▶ _PROBLEM TO WORK ON_
Return all the records, each one exactly as given.

DATA PROVIDED: Begin

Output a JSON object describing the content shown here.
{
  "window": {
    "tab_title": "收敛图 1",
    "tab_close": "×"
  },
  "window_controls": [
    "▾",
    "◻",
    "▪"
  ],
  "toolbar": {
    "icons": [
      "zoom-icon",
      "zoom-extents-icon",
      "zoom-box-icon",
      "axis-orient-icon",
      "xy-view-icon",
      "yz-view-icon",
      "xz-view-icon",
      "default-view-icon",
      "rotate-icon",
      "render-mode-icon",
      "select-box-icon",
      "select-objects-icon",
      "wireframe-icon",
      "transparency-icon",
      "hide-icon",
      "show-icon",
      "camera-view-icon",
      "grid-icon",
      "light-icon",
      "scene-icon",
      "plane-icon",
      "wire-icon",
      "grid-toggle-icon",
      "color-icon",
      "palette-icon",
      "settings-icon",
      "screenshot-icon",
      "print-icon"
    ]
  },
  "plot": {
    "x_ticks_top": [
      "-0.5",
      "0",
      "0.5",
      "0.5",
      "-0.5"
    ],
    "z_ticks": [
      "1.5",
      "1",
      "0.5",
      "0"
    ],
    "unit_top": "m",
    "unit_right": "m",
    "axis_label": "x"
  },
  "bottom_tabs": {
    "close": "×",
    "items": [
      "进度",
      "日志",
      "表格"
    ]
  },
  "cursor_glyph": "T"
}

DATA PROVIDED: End

▶ _RESULT OF THE EXERCISE_
Output a JSON object describing the content shown here.
{
  "window": {
    "tab_title": "收敛图 1",
    "tab_close": "×"
  },
  "window_controls": [
    "▾",
    "◻",
    "▪"
  ],
  "toolbar": {
    "icons": [
      "zoom-icon",
      "zoom-extents-icon",
      "zoom-box-icon",
      "axis-orient-icon",
      "xy-view-icon",
      "yz-view-icon",
      "xz-view-icon",
      "default-view-icon",
      "rotate-icon",
      "render-mode-icon",
      "select-box-icon",
      "select-objects-icon",
      "wireframe-icon",
      "transparency-icon",
      "hide-icon",
      "show-icon",
      "camera-view-icon",
      "grid-icon",
      "light-icon",
      "scene-icon",
      "plane-icon",
      "wire-icon",
      "grid-toggle-icon",
      "color-icon",
      "palette-icon",
      "settings-icon",
      "screenshot-icon",
      "print-icon"
    ]
  },
  "plot": {
    "x_ticks_top": [
      "-0.5",
      "0",
      "0.5",
      "0.5",
      "-0.5"
    ],
    "z_ticks": [
      "1.5",
      "1",
      "0.5",
      "0"
    ],
    "unit_top": "m",
    "unit_right": "m",
    "axis_label": "x"
  },
  "bottom_tabs": {
    "close": "×",
    "items": [
      "进度",
      "日志",
      "表格"
    ]
  },
  "cursor_glyph": "T"
}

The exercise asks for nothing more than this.